Your objective: Work through the data below and state how many lines contain "title", giving that number alone.

====================

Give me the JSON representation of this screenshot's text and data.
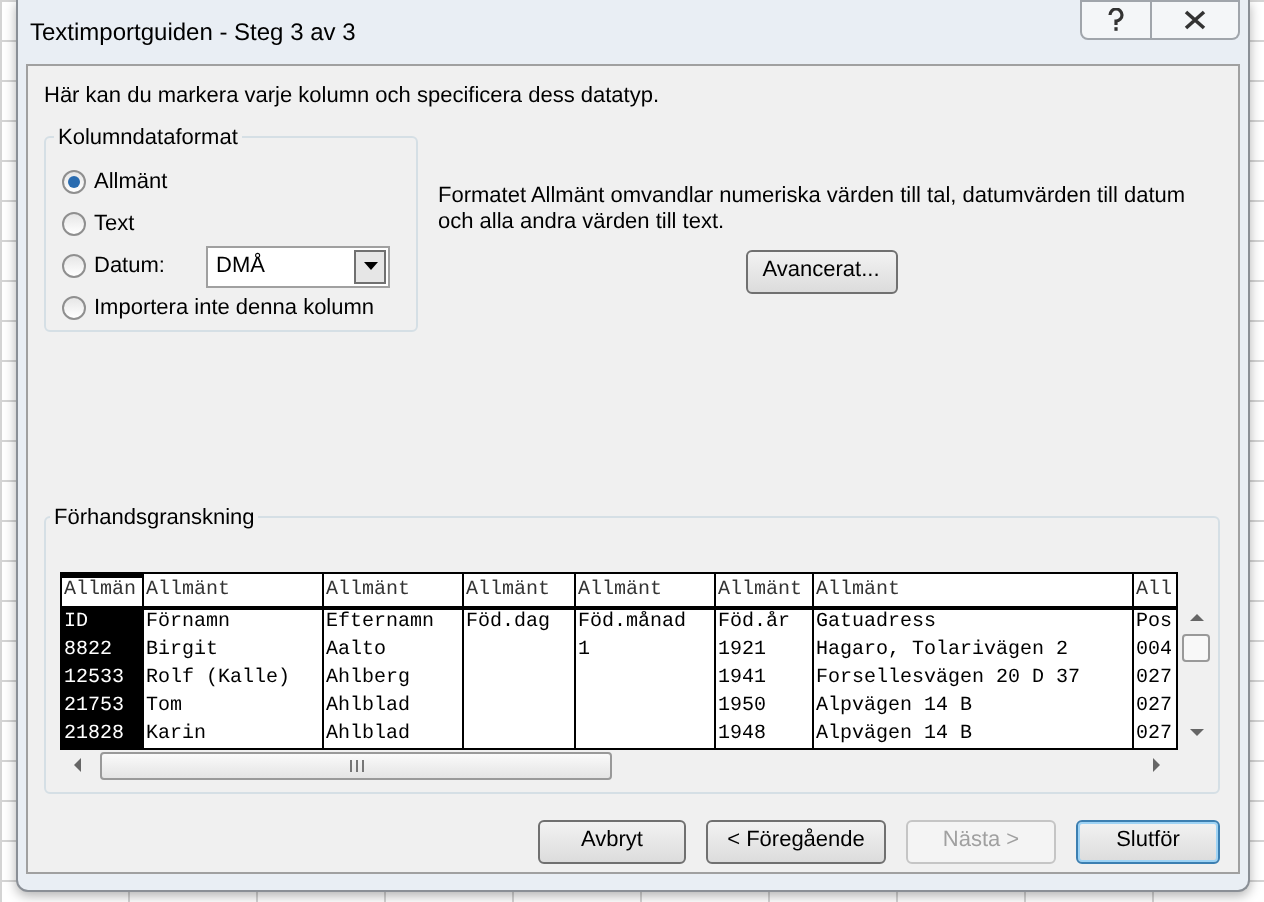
{
  "window": {
    "title": "Textimportguiden - Steg 3 av 3"
  },
  "intro": "Här kan du markera varje kolumn och specificera dess datatyp.",
  "format_group": {
    "title": "Kolumndataformat",
    "options": [
      {
        "kind": "radio",
        "label": "Allmänt",
        "selected": true
      },
      {
        "kind": "radio",
        "label": "Text",
        "selected": false
      },
      {
        "kind": "date",
        "label": "Datum:",
        "selected": false,
        "value": "DMÅ"
      },
      {
        "kind": "radio",
        "label": "Importera inte denna kolumn",
        "selected": false
      }
    ]
  },
  "description": "Formatet Allmänt omvandlar numeriska värden till tal, datumvärden till datum och alla andra värden till text.",
  "advanced_button": "Avancerat...",
  "preview": {
    "title": "Förhandsgranskning",
    "columns": [
      {
        "header": "Allmän",
        "selected": true
      },
      {
        "header": "Allmänt",
        "selected": false
      },
      {
        "header": "Allmänt",
        "selected": false
      },
      {
        "header": "Allmänt",
        "selected": false
      },
      {
        "header": "Allmänt",
        "selected": false
      },
      {
        "header": "Allmänt",
        "selected": false
      },
      {
        "header": "Allmänt",
        "selected": false
      },
      {
        "header": "All",
        "selected": false
      }
    ],
    "rows": [
      [
        "ID",
        "Förnamn",
        "Efternamn",
        "Föd.dag",
        "Föd.månad",
        "Föd.år",
        "Gatuadress",
        "Pos"
      ],
      [
        "8822",
        "Birgit",
        "Aalto",
        "",
        "1",
        "1921",
        "Hagaro, Tolarivägen 2",
        "004"
      ],
      [
        "12533",
        "Rolf (Kalle)",
        "Ahlberg",
        "",
        "",
        "1941",
        "Forsellesvägen 20 D 37",
        "027"
      ],
      [
        "21753",
        "Tom",
        "Ahlblad",
        "",
        "",
        "1950",
        "Alpvägen 14 B",
        "027"
      ],
      [
        "21828",
        "Karin",
        "Ahlblad",
        "",
        "",
        "1948",
        "Alpvägen 14 B",
        "027"
      ]
    ]
  },
  "buttons": [
    {
      "label": "Avbryt",
      "disabled": false,
      "default": false
    },
    {
      "label": "< Föregående",
      "disabled": false,
      "default": false
    },
    {
      "label": "Nästa >",
      "disabled": true,
      "default": false
    },
    {
      "label": "Slutför",
      "disabled": false,
      "default": true
    }
  ]
}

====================

Task answer: 3